When we do, even the boisterous lunchroom is somber and subdued. I think this might be when I found out about the plane that hit the Pentagon. A boy we know is scared to death because his dad is working in the Pentagon today. The principals scramble to help him find out if his dad is ok. (He is!) After lunch, more watching the news and talking in my other classes until it's time to go home.
At some point, I hear that another plane crashed after it turned around right over OHIO and started heading back toward D.C. At some point, the towers collapse. I don't remember when I found out about all of those other pieces of the tragedy. I don't even know if I saw them live or only replayed. I think I might have seen the first tower collapse live while glued to the (until then) unchanging images of the burning towers.
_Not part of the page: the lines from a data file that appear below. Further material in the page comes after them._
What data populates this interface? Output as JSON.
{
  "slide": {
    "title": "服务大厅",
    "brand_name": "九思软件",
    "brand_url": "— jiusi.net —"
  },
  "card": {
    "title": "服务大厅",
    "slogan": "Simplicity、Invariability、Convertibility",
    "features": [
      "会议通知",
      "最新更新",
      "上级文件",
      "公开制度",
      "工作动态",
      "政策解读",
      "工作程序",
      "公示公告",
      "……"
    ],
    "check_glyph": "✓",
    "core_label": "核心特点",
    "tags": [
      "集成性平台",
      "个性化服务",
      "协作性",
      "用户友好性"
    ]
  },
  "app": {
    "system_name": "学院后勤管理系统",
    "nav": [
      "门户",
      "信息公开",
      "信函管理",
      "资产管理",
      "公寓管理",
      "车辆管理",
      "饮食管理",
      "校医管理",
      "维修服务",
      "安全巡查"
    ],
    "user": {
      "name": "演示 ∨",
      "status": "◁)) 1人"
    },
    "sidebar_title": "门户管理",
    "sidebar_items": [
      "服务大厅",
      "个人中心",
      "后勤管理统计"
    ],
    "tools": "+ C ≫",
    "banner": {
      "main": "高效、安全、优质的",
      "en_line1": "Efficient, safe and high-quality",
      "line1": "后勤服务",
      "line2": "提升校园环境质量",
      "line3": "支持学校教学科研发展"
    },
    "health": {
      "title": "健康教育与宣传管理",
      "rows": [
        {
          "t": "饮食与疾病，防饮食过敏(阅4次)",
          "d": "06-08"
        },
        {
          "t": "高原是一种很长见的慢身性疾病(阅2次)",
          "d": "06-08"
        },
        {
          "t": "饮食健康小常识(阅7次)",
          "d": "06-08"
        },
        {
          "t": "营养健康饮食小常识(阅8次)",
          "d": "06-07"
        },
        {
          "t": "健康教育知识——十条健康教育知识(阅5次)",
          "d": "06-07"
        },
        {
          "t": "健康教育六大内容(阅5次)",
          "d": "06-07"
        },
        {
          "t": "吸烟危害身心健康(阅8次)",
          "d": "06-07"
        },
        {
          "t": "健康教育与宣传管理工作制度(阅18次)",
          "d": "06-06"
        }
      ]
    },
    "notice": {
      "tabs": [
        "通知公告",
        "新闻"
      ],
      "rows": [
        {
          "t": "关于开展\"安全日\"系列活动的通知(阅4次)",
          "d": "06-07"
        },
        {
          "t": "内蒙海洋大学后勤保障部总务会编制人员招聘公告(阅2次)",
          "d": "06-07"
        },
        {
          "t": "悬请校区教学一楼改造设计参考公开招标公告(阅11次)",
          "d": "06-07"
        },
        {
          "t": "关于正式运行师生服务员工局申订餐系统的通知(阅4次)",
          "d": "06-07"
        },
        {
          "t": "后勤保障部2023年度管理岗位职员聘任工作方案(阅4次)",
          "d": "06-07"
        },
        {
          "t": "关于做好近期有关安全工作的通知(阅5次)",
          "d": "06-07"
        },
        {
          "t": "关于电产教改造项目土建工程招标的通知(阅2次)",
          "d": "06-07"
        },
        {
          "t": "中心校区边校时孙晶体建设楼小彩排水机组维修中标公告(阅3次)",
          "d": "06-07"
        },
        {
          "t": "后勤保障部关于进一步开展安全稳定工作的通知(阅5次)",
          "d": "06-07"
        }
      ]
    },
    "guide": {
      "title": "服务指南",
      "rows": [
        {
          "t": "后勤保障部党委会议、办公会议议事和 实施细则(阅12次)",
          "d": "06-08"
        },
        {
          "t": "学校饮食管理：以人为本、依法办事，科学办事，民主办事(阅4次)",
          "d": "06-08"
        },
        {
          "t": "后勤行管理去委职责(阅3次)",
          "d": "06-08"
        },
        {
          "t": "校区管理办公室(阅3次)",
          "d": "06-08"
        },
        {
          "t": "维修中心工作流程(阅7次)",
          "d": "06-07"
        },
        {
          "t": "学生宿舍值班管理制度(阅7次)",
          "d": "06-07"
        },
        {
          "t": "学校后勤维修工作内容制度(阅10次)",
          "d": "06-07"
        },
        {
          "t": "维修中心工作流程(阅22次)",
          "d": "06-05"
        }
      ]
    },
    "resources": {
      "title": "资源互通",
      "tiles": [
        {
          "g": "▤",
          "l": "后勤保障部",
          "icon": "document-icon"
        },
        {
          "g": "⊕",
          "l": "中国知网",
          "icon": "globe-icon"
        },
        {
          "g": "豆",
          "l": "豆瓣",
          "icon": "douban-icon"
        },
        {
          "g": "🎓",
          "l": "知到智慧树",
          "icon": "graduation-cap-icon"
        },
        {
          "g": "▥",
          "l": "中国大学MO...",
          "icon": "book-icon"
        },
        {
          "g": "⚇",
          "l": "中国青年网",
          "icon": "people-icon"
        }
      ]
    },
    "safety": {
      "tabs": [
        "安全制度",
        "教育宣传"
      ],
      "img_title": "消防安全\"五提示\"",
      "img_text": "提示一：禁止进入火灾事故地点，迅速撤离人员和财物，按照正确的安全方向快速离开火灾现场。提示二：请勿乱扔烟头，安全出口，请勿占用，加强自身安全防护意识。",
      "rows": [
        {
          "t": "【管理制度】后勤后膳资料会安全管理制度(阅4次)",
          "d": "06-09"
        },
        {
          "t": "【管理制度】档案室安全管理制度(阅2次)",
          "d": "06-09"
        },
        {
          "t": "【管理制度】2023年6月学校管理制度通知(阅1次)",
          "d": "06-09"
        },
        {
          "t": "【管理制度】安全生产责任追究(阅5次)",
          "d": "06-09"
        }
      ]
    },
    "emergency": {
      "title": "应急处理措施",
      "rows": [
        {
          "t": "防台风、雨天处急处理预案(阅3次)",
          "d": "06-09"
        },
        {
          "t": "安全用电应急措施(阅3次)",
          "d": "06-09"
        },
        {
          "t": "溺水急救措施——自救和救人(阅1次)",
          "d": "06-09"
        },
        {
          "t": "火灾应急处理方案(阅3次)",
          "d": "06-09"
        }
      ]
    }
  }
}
Then again, I might have just seen that replayed so many times that my mind is playing tricks on me.
I think marching band practice after school got canceled, because I remember sitting at home on the floor for hours, watching the news until my parents got home. It wasn't that I wanted to keep watching those horrible images, but I just couldn't stop. I think I just wanted to understand the un-understandable. It was like I needed that much proof that it was really happening. If I didn't watch, wouldn't New York and D.C. and Pennsylvania just be how they always were? These crazy things were happening so far away they seemed unreal, and yet on the other hand they seemed to be happening right in our town, etched in my mind forever.
Now it's hard to believe that 10 years have passed. My students don't even remember 9/11: they were only one and two and three years old! I struggle with understanding that they don't understand, that they don't know what it was really like. To them, it's just like when my parents talk about Kennedy being shot. You think, "Wow, that would be horrible..." but you can't really imagine the feelings. You don't really know what it's like for the whole world to turn upside down in an instant, for something halfway across the country to pound you in the chest and take your breath away. I hope they never have to know that feeling, and I hope I never have to be the adult trying to help a classroom full of kids deal with it. And yet, I want them to understand and know what it was like.
|(image credit: City of Dublin: http://dublin.oh.us/honor/)|
Thank you for sharing your memories. For all of us who do remember the day, it is a shared moment, isn't it? It doesn't matter that we did different things, but we shared that time. I hope that we do have a better future, as you said.ReplyDelete
I am glad you wrote about your memories of that day.ReplyDelete
I missed this last year, Jen, and for that I'm sorry. Thank you for sharing it with me today. I went right through your day with you. I cannot imagine what it must've been like to be in school (and to have to go through 45 minutes of marching band practice, nonetheless) on that day. I was a working girl in my mid-20's back then, so my experience is vastly different. However, just like the Challenger explosion, it's going to be one of those days that we all remember where we were and what happened as if it were yesterday.ReplyDelete